**Exercise goal**
Copy each of the records exactly; leave nothing out.

━━━━━ Data extract

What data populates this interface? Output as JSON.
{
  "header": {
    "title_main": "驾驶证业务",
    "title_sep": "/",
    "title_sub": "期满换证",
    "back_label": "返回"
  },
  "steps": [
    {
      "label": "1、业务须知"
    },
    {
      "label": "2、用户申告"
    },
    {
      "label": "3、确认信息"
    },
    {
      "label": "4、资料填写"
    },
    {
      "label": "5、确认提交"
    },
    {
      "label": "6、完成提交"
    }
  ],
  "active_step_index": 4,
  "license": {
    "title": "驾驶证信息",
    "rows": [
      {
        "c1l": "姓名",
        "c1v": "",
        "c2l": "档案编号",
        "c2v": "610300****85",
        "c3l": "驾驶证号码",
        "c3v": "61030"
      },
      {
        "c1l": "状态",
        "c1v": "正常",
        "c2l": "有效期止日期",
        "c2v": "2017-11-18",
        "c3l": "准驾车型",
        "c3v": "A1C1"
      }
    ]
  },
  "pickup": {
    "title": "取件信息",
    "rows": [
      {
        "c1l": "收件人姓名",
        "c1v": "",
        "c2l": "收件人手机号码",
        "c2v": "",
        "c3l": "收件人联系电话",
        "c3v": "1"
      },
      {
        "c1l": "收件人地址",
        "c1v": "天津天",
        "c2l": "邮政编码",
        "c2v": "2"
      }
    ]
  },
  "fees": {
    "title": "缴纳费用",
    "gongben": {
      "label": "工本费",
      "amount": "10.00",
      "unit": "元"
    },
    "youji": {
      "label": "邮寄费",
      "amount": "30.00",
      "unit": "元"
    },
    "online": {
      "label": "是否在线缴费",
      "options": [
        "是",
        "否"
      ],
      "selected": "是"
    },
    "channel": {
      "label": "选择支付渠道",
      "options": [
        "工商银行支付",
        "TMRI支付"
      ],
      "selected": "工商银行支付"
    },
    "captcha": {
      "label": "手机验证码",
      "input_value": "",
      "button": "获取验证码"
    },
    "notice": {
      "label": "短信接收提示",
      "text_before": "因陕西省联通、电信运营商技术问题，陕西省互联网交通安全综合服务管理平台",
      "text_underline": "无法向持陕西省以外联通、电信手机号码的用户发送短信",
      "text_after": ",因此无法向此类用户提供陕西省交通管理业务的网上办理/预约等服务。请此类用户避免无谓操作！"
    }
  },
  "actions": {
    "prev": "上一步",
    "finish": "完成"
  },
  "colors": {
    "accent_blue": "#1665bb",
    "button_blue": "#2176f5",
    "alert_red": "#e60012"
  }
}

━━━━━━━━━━

**Output below**
What data populates this interface? Output as JSON.
{
  "header": {
    "title_main": "驾驶证业务",
    "title_sep": "/",
    "title_sub": "期满换证",
    "back_label": "返回"
  },
  "steps": [
    {
      "label": "1、业务须知"
    },
    {
      "label": "2、用户申告"
    },
    {
      "label": "3、确认信息"
    },
    {
      "label": "4、资料填写"
    },
    {
      "label": "5、确认提交"
    },
    {
      "label": "6、完成提交"
    }
  ],
  "active_step_index": 4,
  "license": {
    "title": "驾驶证信息",
    "rows": [
      {
        "c1l": "姓名",
        "c1v": "",
        "c2l": "档案编号",
        "c2v": "610300****85",
        "c3l": "驾驶证号码",
        "c3v": "61030"
      },
      {
        "c1l": "状态",
        "c1v": "正常",
        "c2l": "有效期止日期",
        "c2v": "2017-11-18",
        "c3l": "准驾车型",
        "c3v": "A1C1"
      }
    ]
  },
  "pickup": {
    "title": "取件信息",
    "rows": [
      {
        "c1l": "收件人姓名",
        "c1v": "",
        "c2l": "收件人手机号码",
        "c2v": "",
        "c3l": "收件人联系电话",
        "c3v": "1"
      },
      {
        "c1l": "收件人地址",
        "c1v": "天津天",
        "c2l": "邮政编码",
        "c2v": "2"
      }
    ]
  },
  "fees": {
    "title": "缴纳费用",
    "gongben": {
      "label": "工本费",
      "amount": "10.00",
      "unit": "元"
    },
    "youji": {
      "label": "邮寄费",
      "amount": "30.00",
      "unit": "元"
    },
    "online": {
      "label": "是否在线缴费",
      "options": [
        "是",
        "否"
      ],
      "selected": "是"
    },
    "channel": {
      "label": "选择支付渠道",
      "options": [
        "工商银行支付",
        "TMRI支付"
      ],
      "selected": "工商银行支付"
    },
    "captcha": {
      "label": "手机验证码",
      "input_value": "",
      "button": "获取验证码"
    },
    "notice": {
      "label": "短信接收提示",
      "text_before": "因陕西省联通、电信运营商技术问题，陕西省互联网交通安全综合服务管理平台",
      "text_underline": "无法向持陕西省以外联通、电信手机号码的用户发送短信",
      "text_after": ",因此无法向此类用户提供陕西省交通管理业务的网上办理/预约等服务。请此类用户避免无谓操作！"
    }
  },
  "actions": {
    "prev": "上一步",
    "finish": "完成"
  },
  "colors": {
    "accent_blue": "#1665bb",
    "button_blue": "#2176f5",
    "alert_red": "#e60012"
  }
}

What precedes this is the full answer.